◆ **INPUT MATERIAL**:
*** Begin section ***

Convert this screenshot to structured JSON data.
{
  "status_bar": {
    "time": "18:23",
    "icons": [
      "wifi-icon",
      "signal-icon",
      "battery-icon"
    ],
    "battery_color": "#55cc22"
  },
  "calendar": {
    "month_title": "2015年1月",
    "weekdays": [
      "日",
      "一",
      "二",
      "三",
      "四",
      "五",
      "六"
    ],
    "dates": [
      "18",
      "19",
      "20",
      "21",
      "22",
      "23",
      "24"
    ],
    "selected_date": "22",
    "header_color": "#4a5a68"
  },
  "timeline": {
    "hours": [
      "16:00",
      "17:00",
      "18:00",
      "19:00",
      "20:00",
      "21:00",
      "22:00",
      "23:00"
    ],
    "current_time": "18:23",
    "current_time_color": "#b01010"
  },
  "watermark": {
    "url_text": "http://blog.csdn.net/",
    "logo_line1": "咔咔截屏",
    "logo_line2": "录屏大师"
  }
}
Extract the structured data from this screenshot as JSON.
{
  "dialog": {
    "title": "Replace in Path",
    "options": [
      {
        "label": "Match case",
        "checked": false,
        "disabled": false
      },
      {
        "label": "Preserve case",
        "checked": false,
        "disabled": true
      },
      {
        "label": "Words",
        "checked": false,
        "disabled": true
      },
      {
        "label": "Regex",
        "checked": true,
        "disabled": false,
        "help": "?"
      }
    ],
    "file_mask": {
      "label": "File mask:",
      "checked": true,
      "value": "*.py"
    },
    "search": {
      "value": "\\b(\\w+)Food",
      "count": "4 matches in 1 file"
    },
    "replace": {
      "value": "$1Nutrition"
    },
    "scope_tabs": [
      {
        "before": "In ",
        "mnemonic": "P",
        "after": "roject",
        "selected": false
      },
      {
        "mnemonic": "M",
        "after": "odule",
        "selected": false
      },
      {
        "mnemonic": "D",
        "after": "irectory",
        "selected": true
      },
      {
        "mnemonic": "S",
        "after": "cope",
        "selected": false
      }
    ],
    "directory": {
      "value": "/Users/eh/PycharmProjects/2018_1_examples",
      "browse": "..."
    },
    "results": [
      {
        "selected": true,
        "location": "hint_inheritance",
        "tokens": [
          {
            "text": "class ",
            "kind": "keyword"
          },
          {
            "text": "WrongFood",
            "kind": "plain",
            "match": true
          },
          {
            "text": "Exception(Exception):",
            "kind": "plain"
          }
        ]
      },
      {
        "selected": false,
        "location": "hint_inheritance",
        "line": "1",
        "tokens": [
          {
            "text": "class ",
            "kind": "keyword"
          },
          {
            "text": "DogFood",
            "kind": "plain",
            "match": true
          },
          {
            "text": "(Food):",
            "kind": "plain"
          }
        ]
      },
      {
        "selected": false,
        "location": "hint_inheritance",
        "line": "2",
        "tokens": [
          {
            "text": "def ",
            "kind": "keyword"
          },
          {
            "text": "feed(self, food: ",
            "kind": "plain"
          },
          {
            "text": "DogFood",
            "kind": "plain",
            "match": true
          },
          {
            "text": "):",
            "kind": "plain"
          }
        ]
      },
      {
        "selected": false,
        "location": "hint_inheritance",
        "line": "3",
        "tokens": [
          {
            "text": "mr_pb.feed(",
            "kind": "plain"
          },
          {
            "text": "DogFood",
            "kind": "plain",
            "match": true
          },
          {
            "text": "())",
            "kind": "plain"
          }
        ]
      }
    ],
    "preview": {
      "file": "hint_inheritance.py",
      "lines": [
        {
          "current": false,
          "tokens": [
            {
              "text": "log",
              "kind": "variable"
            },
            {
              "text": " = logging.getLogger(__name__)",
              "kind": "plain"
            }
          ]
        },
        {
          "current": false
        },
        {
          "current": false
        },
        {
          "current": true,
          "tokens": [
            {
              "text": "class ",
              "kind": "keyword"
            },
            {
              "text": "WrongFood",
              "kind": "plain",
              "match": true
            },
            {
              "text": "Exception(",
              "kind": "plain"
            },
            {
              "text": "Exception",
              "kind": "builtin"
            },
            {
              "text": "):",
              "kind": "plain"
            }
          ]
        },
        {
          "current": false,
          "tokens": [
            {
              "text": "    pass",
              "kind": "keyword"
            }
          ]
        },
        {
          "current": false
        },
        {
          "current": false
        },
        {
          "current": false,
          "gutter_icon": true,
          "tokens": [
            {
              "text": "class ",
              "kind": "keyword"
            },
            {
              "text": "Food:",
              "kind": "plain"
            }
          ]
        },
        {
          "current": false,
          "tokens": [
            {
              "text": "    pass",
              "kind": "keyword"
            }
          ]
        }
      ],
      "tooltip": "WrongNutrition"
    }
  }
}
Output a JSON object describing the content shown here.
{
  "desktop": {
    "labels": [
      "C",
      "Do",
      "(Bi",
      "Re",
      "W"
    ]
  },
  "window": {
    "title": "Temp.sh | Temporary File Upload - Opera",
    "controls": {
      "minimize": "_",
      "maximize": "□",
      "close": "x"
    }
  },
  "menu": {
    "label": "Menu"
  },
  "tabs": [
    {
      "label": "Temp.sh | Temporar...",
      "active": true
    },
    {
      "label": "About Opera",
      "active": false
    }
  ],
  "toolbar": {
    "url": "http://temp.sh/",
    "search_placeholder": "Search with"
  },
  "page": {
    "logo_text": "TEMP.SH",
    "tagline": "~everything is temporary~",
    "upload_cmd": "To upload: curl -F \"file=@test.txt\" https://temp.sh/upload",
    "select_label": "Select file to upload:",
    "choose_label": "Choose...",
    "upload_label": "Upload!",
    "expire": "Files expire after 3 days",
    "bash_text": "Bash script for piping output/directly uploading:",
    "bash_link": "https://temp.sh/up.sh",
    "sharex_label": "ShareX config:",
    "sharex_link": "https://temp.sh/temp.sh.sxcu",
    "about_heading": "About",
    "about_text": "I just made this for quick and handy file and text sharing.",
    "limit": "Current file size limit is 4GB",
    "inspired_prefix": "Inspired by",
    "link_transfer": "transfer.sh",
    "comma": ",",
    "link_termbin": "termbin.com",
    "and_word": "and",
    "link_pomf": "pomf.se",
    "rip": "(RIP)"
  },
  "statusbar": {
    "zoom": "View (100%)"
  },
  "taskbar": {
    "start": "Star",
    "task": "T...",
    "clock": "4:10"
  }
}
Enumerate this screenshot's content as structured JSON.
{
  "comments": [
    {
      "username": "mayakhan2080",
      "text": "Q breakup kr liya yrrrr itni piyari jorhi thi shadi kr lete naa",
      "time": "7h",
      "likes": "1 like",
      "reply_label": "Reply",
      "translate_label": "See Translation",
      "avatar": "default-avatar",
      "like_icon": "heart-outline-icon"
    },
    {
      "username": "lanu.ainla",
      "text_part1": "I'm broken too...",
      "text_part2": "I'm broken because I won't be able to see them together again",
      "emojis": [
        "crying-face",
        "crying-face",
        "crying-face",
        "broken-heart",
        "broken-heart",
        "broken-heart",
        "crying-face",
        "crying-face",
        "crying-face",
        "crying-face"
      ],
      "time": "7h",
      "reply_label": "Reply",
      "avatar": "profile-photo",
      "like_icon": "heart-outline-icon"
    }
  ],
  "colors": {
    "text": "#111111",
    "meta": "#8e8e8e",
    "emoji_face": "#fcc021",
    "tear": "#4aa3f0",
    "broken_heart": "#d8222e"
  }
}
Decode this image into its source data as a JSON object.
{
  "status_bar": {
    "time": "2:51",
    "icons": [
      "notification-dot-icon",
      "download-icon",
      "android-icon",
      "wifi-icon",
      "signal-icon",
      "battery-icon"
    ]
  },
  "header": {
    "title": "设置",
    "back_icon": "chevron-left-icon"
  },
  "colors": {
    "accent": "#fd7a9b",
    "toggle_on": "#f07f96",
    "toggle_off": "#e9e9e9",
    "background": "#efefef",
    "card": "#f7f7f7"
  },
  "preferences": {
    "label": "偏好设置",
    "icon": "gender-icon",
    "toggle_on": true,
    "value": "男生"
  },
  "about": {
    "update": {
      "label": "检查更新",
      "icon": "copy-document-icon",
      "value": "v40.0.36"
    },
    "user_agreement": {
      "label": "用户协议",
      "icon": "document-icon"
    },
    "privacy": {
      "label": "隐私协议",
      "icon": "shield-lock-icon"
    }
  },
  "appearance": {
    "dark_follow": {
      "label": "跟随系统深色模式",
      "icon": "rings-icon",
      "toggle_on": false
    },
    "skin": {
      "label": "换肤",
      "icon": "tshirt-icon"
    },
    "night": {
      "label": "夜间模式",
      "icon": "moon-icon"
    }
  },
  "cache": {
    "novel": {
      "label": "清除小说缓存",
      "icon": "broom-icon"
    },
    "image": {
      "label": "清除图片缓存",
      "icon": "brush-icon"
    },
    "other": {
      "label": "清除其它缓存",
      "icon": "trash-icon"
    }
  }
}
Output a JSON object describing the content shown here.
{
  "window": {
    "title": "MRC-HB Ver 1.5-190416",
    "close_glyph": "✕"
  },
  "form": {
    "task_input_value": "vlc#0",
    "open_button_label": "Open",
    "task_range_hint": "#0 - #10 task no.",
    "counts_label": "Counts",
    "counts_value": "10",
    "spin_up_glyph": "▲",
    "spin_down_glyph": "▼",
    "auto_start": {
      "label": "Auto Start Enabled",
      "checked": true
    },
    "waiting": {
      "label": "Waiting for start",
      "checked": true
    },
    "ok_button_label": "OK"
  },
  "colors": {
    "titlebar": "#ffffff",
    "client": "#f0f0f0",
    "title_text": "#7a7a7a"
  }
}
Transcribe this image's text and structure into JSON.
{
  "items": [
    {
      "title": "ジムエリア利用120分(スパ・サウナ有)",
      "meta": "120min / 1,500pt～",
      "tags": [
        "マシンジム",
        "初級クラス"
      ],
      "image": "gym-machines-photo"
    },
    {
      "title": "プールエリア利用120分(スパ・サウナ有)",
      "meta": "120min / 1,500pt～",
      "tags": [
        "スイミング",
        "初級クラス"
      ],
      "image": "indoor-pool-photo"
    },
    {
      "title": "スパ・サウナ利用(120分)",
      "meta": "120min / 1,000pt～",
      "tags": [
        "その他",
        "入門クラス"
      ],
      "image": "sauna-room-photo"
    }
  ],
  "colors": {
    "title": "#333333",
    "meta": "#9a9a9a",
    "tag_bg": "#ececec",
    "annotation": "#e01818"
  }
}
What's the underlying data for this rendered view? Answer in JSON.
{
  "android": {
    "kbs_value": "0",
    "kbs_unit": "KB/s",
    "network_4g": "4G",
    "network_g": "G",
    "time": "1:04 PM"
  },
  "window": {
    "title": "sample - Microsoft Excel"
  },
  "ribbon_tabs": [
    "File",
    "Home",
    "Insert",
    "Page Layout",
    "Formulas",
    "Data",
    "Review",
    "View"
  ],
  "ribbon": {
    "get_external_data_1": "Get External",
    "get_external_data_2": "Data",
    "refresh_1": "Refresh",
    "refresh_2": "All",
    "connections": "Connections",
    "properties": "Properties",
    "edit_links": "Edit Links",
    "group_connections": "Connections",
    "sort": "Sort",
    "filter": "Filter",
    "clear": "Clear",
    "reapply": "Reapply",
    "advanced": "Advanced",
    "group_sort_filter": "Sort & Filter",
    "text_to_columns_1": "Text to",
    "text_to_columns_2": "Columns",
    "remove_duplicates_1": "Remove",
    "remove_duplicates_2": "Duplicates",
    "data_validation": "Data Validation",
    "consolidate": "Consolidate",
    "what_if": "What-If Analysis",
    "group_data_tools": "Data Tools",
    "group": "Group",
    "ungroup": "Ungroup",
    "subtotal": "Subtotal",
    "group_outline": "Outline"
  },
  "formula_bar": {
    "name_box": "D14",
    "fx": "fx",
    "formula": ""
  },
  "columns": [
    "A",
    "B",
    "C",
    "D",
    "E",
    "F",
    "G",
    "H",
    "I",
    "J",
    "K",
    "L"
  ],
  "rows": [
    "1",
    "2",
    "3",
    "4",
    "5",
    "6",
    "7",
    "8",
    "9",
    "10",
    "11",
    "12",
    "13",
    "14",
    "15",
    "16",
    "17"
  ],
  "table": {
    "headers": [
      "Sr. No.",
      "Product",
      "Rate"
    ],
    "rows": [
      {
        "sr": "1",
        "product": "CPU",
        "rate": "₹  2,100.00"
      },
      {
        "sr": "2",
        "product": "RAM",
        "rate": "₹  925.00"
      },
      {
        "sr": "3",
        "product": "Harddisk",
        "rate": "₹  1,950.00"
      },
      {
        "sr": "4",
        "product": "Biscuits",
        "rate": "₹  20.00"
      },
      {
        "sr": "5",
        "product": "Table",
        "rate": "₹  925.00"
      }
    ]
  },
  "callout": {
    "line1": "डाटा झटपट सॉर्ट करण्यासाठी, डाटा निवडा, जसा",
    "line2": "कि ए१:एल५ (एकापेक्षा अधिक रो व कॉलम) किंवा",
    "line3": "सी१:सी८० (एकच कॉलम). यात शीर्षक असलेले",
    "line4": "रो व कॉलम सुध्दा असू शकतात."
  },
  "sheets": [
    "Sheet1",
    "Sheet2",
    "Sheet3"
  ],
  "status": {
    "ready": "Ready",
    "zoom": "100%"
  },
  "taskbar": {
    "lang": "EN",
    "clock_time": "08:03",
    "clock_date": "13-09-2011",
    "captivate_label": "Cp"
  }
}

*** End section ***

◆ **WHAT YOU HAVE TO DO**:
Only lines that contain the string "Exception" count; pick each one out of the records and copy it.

◆ **OUTPUT FOR THIS TASK**:
            "text": "Exception(Exception):",
              "text": "Exception(",
              "text": "Exception",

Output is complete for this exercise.